“Depending on the time of day, what your skin type is and how sensitive you are, you need to wear physical protection,” she said. “You need a hat. You need sun-protective clothing, you need sunglasses. I call it sun-smart behavior.”
Day further points out that while antioxidant supplements may help bolster sun protection, they’re no replacement for proven products.
“You’re guaranteed to burn if you don’t use sunscreen, and I would even go as far as to say you are guaranteed to burn if you take any supplement and don’t use sunscreen,” Day said.
“There’s no supplement available today that would replace the need for sunscreen. But I do believe that supplements can give you added and enhanced protection,” she said. “It’s unfortunate for [companies] to inappropriately market to consumers, because that will ultimately increase the risk of skin cancer and premature aging.”
5 tips for staying safe in the sun
Here are five tried-and-true ways to protect yourself against even the strongest rays.
1. Watch the clock. “The number one way to protect yourself is to stay out of the sun during peak sun times — 11 a.m. to 4 p.m.,” Kenet said. “This is especially true for people who are on a holiday and are out on the beach.”
2. Think about your threads. “I recommend protective clothing with a tight weave — long-sleeved T-shirts and broad-brimmed hats,” Kenet said.

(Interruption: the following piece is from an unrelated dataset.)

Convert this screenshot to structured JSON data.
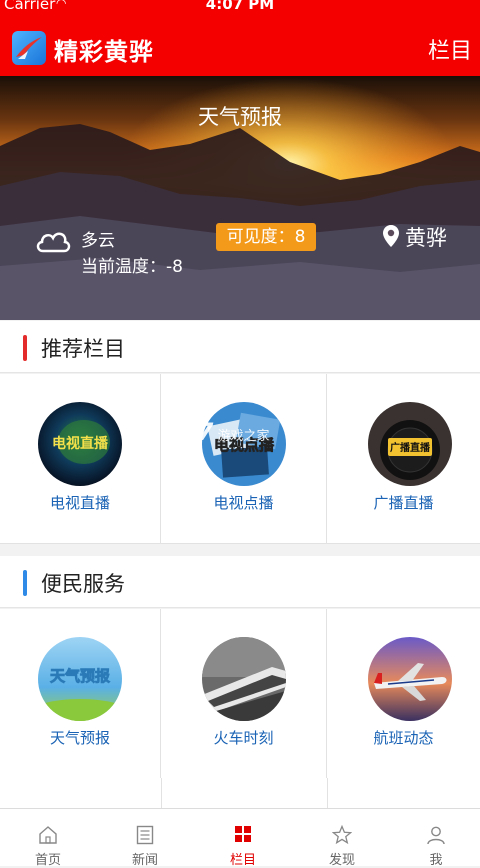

3. Reapply your sunscreen. Day points out that applying even the most trusted, broad-spectrum sunscreen early in the morning won’t help you when it counts the most. “I see people burning every day who swear up and down that they use SPF and they reapplied it, [but] people aren’t reapplying like they say they are,” Day said.
If you put on sunscreen first thing in the morning, it’s critical that you reapply by 11 a.m. The American Academy of Dermatology (AAD) recommends SPF 30 or higher.
4. Increase your antioxidant intake. “A high antioxidant diet, like a Mediterranean diet, that’s high in fish, olive oil, almonds, nuts, [offers better sun] protection,” Day said. “It’s not all genetic. It’s because [people who eat this way] have, from their diet, antioxidants.”
It should be noted that while some of the supplements cited by the FDA do include antioxidants, this factor alone isn’t enough to protect the skin from harmful UV rays.
5. Treat your sunburn! If you do get sunburned, the AAD suggests taking cool baths to reduce heat and applying moisturizer to retain as much water in the skin as possible. Follow with an over-the-counter hydrocortisone.
If discomfort persists, aspirin or ibuprofen can help. And through it all, drink as much water as possible to avoid dehydration.
If you’re alarmed by your skin’s appearance or your symptoms don’t subside, contact a medical professional.